Six Senses? Those hotels are a little bit special, aren't they? Indeed. The brand is known for eco-friendly luxury, gorgeous design and delicious food. This is the company's first foray into China and is an ideal mini-break destination for Hongkongers. Located at the base of Sichuan province's sacred Mount Qingcheng, the birthplace of Taoism, the resort consists of 113 spacious studios and villas - all blond wood and creamy stone - set on an 11-hectare site. The design is inspired by traditional Chinese village architecture - think tiled roofs, streams, waterfalls, arched bridges and doorways, whispering willow trees and rustling bamboo. With its immaculate interiors and lush, fragrant gardens, though, it's unlike any Chinese village you'll have been to before.

When's the best time to go? Sichuan has a more temperate climate than Hong Kong and is at its best in spring and autumn. During winter, temperatures can drop to three degrees Celsius and the mountain is sometimes capped with snow, but underfloor heating will keep you warm, and huge indoor and outdoor pools allow all-weather swimming.

What is there to do? The hotel's "guest experience" managers can arrange a variety of activities for you. Within the resort there is a spa, yoga and tai chi classes, Sichuan cookery demonstrations and a bijou cinema that shows four scheduled films a day. Venture outside and it's a two-hour hike, or a short hop in a cable car, up Mount Qingcheng, thickly forested with evergreens and dotted with beautiful temples. It's worth climbing to the 1,260-metre summit to see the mist-wreathed red and gold pagoda and sweeping views of hills and valleys. Tip: the higher you go, the thinner the crowds.

The nearby city of Dujiangyan is also worth a visit, if for no other reason than to see its 2,000-year-old irrigation system - a Unesco World Heritage site that splits the town's raging torrent of a river in two. Then cross that river on a wobbly cable bridge and stroll along the hilly riverbank, which is dotted with temples and pagodas. The hotel also runs a popular night tour of the old town's lively centre. Bike rides, fruit picking, fishing and hiking can all be arranged, too.

Yeah, yeah, but will I see pandas? You certainly will - Sichuan's biggest draw is China's national treasure. You have three options. Panda Valley has about a dozen furry residents and, with small enclosures, close-up photos are guaranteed. Panda Ark provides a home for elderly pandas and returnees from international zoos, and offers opportunities to volunteer as a keeper. If it's baby pandas you want, drive 90 minutes to the Breeding and Research Centre, in Chengdu, where the black-and-white bundles of joy frolic in the nursery.

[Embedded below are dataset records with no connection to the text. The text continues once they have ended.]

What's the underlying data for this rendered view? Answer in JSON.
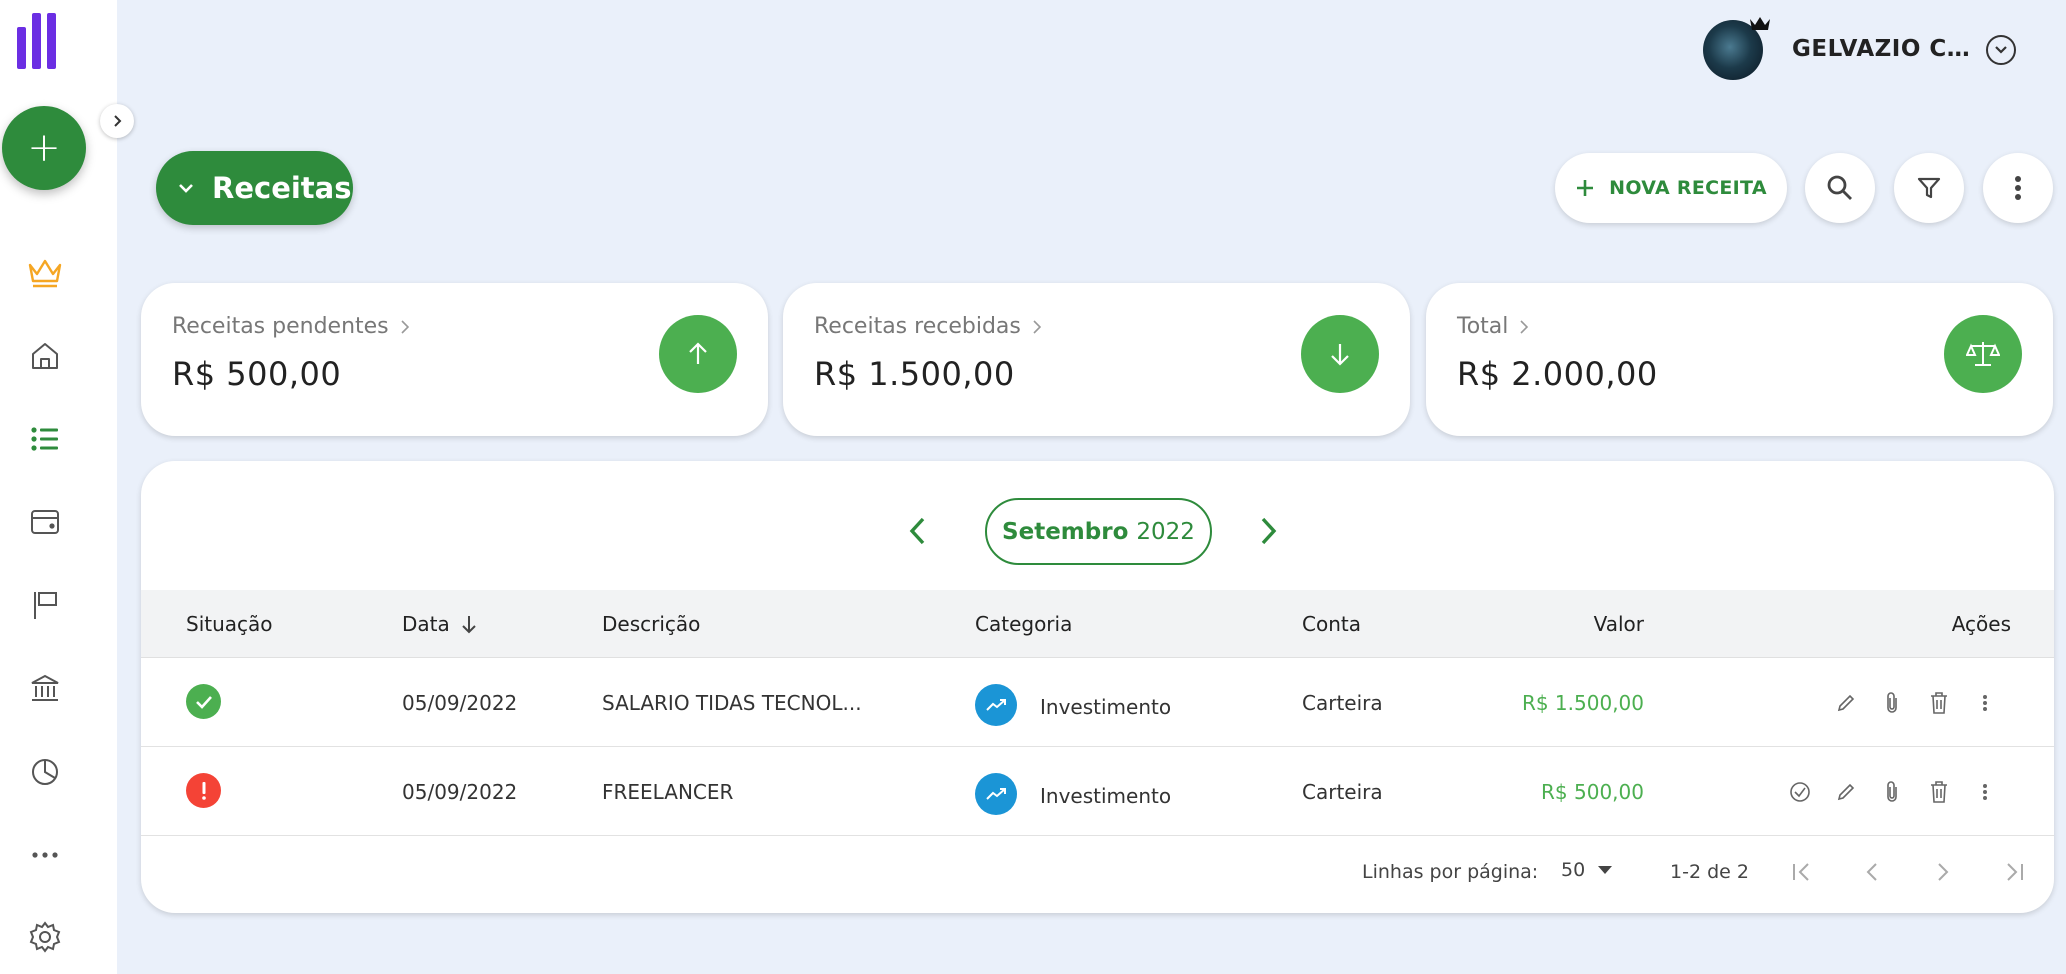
{
  "colors": {
    "primary": "#2e8b3c",
    "accent_green": "#4caf50",
    "brand_purple": "#6b2ee3",
    "category_blue": "#1b95d6",
    "danger": "#f44336",
    "background": "#eaf0fa"
  },
  "sidebar": {
    "logo_icon": "bars-logo-icon",
    "add_icon": "plus-icon",
    "collapse_icon": "chevron-right-icon",
    "nav_icons": [
      "crown-icon",
      "home-icon",
      "list-icon",
      "wallet-icon",
      "flag-icon",
      "bank-icon",
      "pie-chart-icon",
      "more-horizontal-icon",
      "settings-icon"
    ]
  },
  "user": {
    "name": "GELVAZIO CA...",
    "avatar_icon": "user-avatar",
    "badge_icon": "crown-icon",
    "menu_icon": "chevron-down-icon"
  },
  "toolbar": {
    "type_selector_label": "Receitas",
    "new_button_label": "NOVA RECEITA",
    "search_icon": "search-icon",
    "filter_icon": "filter-icon",
    "more_icon": "more-vertical-icon"
  },
  "summary": [
    {
      "label": "Receitas pendentes",
      "value": "R$ 500,00",
      "icon": "arrow-up-icon"
    },
    {
      "label": "Receitas recebidas",
      "value": "R$ 1.500,00",
      "icon": "arrow-down-icon"
    },
    {
      "label": "Total",
      "value": "R$ 2.000,00",
      "icon": "balance-scale-icon"
    }
  ],
  "period": {
    "month": "Setembro",
    "year": "2022"
  },
  "table": {
    "columns": {
      "status": "Situação",
      "date": "Data",
      "description": "Descrição",
      "category": "Categoria",
      "account": "Conta",
      "value": "Valor",
      "actions": "Ações"
    },
    "rows": [
      {
        "status": "received",
        "date": "05/09/2022",
        "description": "SALARIO TIDAS TECNOL...",
        "category": "Investimento",
        "account": "Carteira",
        "value": "R$ 1.500,00"
      },
      {
        "status": "pending",
        "date": "05/09/2022",
        "description": "FREELANCER",
        "category": "Investimento",
        "account": "Carteira",
        "value": "R$ 500,00"
      }
    ]
  },
  "pagination": {
    "rows_per_page_label": "Linhas por página:",
    "rows_per_page": "50",
    "range": "1-2 de 2"
  }
}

Hungry now … how's the food? Fiery! Sichuanese cuisine, generously seasoned with lip-tingling Sichuan pepper, is China's spiciest. Regional specialities are served at the resort's 28Zodiac restaurant (the dandan noodles are outstanding). Fresh produce from the property's organic garden is used at Western restaurant Farm2Fork. The hotel's head chef devises the menus in consultation with a nutritionist - those on a healthy-eating kick have plenty of choices. There's also a Thai restaurant (below right) and, if you're hungry between meals, you can visit the Square, where little stalls dispense Chinese snacks, drinks and home-made ice cream, which you pay for using the bag of antique coins you'll find in your room.

How much is this going to set me back? Room prices start from 2,122 yuan (HK$2,575) for two, including breakfast. Various carriers offer 2½-hour flights to Chengdu (business and club passengers on Hong Kong Airlines can use its swanky new lounge).